Task to carry out -> Only lines containing "EagleVision" are wanted from the data below. Copy those lines.

#### Supplied data ####

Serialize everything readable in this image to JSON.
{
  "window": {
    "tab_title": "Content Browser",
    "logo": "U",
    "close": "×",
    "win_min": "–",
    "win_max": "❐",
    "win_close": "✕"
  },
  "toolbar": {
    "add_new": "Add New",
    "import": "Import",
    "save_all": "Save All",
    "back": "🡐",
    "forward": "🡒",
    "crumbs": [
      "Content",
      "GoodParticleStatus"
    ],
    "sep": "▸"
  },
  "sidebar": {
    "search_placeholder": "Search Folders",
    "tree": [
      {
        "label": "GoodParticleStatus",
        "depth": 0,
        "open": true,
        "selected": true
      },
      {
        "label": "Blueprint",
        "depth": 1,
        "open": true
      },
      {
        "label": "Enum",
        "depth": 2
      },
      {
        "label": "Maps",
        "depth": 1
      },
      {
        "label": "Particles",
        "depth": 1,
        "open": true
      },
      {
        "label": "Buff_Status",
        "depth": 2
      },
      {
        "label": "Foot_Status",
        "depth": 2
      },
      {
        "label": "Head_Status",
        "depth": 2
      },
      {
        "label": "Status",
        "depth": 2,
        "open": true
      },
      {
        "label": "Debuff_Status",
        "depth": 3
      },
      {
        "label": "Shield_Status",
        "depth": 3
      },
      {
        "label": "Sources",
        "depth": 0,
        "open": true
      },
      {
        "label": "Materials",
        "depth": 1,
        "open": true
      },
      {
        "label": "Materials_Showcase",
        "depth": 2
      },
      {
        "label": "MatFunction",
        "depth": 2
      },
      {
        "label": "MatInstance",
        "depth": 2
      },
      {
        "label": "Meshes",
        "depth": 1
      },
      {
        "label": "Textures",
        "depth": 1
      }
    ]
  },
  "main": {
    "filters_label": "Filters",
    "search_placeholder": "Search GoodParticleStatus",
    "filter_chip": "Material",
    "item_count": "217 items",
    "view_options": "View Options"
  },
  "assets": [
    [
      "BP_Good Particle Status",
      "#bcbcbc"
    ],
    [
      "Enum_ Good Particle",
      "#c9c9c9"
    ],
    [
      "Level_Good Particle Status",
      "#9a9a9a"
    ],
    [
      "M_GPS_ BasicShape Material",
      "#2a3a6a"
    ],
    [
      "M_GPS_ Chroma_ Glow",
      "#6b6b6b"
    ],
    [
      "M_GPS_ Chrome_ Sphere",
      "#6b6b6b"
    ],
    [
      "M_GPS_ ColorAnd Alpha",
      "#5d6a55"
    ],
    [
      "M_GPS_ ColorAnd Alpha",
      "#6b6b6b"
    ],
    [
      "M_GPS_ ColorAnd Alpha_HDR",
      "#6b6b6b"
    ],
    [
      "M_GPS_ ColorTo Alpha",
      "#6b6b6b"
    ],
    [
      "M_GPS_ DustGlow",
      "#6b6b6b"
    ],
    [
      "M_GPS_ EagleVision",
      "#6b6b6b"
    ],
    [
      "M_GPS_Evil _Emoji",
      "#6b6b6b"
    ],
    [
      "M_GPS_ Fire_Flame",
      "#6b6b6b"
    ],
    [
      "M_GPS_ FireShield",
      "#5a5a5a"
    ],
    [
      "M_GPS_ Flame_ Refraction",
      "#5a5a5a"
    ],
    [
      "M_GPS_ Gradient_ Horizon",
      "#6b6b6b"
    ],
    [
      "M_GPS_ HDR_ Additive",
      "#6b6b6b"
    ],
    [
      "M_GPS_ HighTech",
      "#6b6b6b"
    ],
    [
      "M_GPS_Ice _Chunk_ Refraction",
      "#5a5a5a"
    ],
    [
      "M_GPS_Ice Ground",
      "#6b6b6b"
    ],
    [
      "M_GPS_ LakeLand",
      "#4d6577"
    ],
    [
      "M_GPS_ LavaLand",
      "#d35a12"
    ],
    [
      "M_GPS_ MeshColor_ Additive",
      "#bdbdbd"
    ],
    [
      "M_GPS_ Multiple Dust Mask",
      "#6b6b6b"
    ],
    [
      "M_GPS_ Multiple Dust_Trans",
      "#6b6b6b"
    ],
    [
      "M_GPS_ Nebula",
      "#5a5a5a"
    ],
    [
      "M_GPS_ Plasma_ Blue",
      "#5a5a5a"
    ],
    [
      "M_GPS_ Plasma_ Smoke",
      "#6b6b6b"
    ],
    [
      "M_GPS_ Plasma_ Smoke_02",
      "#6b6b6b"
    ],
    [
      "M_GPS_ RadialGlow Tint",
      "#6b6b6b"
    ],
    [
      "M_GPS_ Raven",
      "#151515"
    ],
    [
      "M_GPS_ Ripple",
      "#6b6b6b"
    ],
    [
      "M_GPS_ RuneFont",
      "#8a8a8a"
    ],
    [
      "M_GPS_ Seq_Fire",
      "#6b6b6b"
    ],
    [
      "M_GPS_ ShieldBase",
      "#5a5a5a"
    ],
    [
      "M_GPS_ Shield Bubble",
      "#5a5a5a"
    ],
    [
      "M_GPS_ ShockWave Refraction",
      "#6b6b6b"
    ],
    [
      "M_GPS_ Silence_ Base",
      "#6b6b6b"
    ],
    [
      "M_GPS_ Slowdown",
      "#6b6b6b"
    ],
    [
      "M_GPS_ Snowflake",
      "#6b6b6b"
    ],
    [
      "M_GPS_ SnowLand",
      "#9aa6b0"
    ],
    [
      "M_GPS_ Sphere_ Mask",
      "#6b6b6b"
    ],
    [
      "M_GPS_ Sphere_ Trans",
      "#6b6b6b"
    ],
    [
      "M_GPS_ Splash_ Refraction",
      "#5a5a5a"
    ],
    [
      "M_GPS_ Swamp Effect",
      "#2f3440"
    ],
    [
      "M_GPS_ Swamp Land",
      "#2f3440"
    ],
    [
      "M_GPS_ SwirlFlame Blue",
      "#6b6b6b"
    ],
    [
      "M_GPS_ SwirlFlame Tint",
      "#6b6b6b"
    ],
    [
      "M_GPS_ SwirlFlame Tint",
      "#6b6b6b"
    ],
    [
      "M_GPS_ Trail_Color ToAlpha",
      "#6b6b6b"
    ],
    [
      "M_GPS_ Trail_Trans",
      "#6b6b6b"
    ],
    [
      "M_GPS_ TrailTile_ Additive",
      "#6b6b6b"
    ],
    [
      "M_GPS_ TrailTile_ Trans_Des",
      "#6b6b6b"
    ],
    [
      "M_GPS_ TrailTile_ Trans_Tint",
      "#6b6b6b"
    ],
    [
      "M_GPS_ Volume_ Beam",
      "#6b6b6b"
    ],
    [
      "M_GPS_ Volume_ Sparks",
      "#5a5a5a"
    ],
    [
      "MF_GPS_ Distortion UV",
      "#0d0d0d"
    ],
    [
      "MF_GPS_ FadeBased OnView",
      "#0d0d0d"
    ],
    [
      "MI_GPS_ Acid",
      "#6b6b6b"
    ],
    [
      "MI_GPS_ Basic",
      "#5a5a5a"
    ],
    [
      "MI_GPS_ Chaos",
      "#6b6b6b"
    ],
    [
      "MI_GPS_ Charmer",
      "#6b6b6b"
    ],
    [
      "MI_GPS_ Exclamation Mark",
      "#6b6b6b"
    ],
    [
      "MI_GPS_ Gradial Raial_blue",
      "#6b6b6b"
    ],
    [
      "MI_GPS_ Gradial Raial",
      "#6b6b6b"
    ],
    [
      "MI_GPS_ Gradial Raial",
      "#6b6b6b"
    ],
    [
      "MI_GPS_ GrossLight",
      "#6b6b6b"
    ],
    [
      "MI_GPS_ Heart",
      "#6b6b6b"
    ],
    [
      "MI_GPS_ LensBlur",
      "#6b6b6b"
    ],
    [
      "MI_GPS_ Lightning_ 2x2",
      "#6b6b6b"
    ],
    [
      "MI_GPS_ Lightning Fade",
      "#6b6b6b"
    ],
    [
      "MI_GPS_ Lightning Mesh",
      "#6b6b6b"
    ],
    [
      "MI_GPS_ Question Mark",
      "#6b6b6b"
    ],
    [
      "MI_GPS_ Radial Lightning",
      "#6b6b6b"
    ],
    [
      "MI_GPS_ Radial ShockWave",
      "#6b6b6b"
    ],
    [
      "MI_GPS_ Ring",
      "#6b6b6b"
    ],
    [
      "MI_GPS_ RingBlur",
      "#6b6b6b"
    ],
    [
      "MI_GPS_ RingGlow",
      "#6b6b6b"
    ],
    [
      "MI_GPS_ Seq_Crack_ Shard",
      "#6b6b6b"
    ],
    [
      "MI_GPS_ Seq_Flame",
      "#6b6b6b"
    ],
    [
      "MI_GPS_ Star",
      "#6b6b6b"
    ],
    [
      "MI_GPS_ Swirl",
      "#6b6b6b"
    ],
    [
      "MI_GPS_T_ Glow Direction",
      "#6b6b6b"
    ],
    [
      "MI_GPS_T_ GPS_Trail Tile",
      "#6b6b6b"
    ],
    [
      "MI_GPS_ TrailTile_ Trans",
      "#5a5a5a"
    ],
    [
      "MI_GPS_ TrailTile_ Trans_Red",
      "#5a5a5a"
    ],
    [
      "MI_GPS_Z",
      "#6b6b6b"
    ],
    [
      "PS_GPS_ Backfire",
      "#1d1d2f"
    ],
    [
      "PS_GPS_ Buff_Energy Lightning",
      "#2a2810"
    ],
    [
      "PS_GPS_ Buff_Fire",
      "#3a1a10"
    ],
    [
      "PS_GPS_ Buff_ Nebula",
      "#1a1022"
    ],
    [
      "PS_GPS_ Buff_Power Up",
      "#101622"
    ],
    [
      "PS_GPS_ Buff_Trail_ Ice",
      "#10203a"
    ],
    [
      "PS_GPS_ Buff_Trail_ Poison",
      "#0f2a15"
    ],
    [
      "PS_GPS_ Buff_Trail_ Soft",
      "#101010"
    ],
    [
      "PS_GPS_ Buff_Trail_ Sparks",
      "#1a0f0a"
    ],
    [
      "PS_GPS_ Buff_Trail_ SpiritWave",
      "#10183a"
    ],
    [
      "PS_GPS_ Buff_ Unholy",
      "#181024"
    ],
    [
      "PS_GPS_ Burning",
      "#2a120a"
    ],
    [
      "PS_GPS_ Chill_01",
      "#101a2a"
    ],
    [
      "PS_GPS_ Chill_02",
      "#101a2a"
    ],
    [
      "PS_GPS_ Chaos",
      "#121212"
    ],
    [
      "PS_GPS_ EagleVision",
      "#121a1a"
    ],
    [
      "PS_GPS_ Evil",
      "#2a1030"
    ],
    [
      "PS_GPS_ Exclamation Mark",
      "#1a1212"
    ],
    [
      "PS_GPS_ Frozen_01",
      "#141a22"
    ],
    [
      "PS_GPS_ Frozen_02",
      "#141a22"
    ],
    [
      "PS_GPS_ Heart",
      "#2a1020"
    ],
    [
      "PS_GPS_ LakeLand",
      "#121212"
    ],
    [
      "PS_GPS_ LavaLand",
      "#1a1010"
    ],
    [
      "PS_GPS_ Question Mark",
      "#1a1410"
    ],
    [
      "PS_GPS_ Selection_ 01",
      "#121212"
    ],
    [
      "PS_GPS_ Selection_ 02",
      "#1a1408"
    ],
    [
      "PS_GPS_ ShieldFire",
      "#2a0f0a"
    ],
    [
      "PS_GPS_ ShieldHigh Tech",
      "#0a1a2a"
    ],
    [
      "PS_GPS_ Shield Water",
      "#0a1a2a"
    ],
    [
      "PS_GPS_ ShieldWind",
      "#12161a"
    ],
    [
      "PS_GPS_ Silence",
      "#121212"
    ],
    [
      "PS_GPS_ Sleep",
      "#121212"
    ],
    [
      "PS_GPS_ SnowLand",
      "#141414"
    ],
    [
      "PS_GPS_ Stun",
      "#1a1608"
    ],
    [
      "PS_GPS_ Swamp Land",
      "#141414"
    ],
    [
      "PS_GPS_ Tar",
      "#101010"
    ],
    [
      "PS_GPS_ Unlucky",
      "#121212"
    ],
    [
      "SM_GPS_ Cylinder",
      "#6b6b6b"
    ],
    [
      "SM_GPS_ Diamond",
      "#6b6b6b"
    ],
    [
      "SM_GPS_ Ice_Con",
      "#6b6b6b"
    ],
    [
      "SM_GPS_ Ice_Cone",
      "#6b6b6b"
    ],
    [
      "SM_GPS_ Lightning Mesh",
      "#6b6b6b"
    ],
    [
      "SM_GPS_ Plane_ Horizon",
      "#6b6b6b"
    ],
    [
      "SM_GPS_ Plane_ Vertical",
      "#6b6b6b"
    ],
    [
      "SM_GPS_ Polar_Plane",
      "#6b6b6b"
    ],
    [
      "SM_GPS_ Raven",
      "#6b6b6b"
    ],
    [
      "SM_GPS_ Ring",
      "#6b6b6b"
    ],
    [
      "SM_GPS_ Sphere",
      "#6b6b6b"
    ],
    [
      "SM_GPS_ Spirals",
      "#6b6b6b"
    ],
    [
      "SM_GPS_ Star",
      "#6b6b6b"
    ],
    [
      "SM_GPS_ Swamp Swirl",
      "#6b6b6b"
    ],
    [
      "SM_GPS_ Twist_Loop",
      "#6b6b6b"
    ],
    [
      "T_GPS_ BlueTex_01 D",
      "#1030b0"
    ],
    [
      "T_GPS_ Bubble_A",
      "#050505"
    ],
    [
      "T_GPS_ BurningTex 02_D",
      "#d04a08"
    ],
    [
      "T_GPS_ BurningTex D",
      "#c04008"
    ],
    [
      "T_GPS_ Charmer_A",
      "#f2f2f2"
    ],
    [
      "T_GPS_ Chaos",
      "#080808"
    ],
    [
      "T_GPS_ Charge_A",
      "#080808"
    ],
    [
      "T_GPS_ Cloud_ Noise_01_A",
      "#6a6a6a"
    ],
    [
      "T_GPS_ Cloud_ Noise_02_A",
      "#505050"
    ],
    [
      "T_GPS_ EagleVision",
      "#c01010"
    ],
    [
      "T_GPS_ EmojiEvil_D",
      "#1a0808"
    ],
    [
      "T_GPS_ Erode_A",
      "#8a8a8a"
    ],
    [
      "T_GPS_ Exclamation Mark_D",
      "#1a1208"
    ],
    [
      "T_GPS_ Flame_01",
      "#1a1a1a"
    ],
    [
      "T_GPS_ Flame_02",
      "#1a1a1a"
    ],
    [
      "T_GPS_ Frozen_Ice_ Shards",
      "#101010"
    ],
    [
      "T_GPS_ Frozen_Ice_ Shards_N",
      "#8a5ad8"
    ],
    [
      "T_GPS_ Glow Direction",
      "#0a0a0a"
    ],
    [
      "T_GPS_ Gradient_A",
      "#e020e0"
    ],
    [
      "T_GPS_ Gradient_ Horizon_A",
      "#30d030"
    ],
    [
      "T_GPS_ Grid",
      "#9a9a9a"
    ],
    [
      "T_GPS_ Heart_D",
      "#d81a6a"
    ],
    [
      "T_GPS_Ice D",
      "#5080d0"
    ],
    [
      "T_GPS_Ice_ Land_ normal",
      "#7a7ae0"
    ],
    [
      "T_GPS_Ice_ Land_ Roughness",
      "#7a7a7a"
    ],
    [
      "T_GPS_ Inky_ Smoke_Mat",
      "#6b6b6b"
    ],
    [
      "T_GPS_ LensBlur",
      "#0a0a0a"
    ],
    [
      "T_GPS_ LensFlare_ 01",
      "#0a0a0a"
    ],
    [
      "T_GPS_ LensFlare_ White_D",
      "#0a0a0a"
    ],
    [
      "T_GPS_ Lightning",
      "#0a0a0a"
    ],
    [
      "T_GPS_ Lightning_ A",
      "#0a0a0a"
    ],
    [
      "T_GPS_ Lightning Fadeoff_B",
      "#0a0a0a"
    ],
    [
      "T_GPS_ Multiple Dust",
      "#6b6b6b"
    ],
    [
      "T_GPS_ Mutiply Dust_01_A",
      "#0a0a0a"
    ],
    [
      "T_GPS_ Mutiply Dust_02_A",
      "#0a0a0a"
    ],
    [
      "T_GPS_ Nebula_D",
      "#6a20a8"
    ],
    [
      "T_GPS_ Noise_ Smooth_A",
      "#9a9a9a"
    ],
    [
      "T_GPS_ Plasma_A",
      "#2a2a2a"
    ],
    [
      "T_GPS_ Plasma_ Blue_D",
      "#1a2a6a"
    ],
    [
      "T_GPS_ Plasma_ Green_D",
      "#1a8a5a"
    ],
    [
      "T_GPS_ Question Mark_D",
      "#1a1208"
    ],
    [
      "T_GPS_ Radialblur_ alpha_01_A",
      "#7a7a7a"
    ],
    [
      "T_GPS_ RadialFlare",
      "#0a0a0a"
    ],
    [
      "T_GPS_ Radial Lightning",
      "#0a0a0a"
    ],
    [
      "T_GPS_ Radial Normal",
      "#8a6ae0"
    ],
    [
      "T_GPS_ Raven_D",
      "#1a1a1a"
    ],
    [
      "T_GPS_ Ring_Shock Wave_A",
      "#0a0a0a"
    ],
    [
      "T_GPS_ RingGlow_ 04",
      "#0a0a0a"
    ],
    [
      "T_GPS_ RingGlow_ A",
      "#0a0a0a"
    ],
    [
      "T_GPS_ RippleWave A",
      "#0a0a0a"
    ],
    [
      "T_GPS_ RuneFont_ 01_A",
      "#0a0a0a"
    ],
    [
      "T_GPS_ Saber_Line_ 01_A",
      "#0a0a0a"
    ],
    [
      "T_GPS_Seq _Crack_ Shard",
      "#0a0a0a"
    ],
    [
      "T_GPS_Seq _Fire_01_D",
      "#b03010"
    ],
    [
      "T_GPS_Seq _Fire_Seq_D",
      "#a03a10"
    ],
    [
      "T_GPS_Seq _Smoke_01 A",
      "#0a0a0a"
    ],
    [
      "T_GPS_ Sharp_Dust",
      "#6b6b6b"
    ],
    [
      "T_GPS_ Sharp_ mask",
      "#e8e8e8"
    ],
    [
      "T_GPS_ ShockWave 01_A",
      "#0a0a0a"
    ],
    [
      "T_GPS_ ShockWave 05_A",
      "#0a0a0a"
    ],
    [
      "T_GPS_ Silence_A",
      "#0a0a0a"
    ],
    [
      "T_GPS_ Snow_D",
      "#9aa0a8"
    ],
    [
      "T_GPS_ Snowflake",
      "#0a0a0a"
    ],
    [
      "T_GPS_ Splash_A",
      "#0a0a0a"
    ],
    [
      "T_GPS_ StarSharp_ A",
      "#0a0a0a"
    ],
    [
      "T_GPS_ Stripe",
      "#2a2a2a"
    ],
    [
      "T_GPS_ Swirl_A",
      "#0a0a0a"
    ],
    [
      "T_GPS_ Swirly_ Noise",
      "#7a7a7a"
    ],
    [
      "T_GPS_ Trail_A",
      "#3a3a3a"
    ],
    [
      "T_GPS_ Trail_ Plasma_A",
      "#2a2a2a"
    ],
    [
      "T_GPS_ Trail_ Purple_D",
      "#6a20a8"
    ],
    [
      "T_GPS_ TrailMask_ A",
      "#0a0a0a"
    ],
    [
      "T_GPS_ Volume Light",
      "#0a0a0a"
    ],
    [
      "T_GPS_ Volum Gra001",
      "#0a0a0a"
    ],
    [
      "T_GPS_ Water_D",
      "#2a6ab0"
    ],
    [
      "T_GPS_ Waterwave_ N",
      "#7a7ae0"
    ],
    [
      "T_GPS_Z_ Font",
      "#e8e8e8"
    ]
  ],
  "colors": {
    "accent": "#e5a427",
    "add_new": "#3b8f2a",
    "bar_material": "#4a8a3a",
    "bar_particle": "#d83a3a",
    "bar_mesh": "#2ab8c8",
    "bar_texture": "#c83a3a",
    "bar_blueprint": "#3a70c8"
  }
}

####

Response ->
      "M_GPS_ EagleVision",
      "PS_GPS_ EagleVision",
      "T_GPS_ EagleVision",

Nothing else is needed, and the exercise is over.